Oscar-winner Simone Signoret, the star of French cinema who blazed into international fame with her sensuous and gutsy portrayal of the older woman in “Room at the Top,” died today of cancer. She was 64.
Signoret died at her country home in Normandy, her daughter Catherine Allegret said. “She fought right to the end,” Allegret said. “She died as she lived, with courage.”
Signoret had been married since 1950 to French singer and actor Yves Montand, who was shooting a film in southern France and flew home immediately on learning of her death.
She was as well known for her left-wing politics and, in later years, for her writing as for her movie career.
Rejected Trappings of Stardom
Signoret rejected the trappings of movie stardom throughout her career. She made no effort to preserve an image of youth as she grew older, but let the wrinkles come and her waistline expand.
“I got old the way women who aren’t actresses grow old,” she once said.
Simone-Henriette-Charlotte Kaminker was born in Wiesbaden, Germany, on March 25, 1921, to Andre and Georgette Kaminker. Her father was an army officer and linguist, and Simone and her two brothers grew up in an intellectual atmosphere. The family later moved to Paris.
The Nazi invasion of France brought great changes to the Kaminker household. Her father, who was part-Jewish, joined the resistance with Gen. Charles de Gaulle.
Simone stayed behind in Paris, teaching English and Latin and working as a typist for the newspaper Le Nouveau Temps, and gradually moved onto the stage.
Major Recognition in 1947
She received her first major recognition as an actress in 1947 in Jacques Feyder’s film “Macadam.”
The same year, she married film director Yves Allegret, who had guided her in her early work.
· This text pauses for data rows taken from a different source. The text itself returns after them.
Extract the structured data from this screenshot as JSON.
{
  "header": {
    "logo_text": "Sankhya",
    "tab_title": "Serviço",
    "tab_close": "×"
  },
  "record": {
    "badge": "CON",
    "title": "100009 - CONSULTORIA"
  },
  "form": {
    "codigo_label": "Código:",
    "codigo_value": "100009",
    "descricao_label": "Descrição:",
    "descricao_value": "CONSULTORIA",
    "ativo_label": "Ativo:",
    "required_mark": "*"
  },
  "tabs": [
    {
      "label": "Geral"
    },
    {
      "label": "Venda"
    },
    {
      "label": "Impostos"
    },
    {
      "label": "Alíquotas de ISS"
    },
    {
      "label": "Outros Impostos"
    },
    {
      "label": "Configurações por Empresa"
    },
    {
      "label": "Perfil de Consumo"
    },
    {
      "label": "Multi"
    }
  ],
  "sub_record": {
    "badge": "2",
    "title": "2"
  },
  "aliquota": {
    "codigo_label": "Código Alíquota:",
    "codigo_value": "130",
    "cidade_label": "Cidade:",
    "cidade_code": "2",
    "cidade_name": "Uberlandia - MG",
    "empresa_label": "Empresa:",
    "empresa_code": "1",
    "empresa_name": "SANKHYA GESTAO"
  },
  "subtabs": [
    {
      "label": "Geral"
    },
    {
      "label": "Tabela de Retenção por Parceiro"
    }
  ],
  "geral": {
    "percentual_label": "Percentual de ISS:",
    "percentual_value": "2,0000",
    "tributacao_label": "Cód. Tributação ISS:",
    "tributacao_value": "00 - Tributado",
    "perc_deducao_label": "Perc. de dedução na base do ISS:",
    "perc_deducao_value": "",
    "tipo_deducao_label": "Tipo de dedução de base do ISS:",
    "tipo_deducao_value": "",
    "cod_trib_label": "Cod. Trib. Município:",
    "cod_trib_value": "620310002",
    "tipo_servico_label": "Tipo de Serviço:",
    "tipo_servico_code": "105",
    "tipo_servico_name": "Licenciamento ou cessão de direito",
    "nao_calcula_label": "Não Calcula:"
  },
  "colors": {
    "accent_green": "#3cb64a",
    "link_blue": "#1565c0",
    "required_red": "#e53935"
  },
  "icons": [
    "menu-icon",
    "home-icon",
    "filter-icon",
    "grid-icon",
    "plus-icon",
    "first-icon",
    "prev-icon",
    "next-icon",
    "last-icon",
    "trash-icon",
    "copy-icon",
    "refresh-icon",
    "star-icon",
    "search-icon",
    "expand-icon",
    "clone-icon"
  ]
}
They had one daughter, Catherine, and were divorced in 1950.
In 1952, Signoret received major French film awards for her portrayal of a streetwalker in “La Ronde.” The picture received considerable publicity in the United States, where it was banned in New York state as immoral before the Supreme Court ruled against censorship in 1954.
The British film “Room at the Top,” for which she won the 1960 Oscar for best actress, was the first of Signoret’s performances to win her enthusiastic acclaim in the United States.
Despite the rave reviews, she and Montand received a cool personal reception from an American public still in the throes of McCarthyism. Although the couple never joined the Communist Party, they were involved in leftist causes that made them suspicious political figures in the United States.
In 1977 Signoret published her first book, “Nostalgia Isn’t What It Used to Be,” followed in 1979 by “The Next Day She Was Smiling.”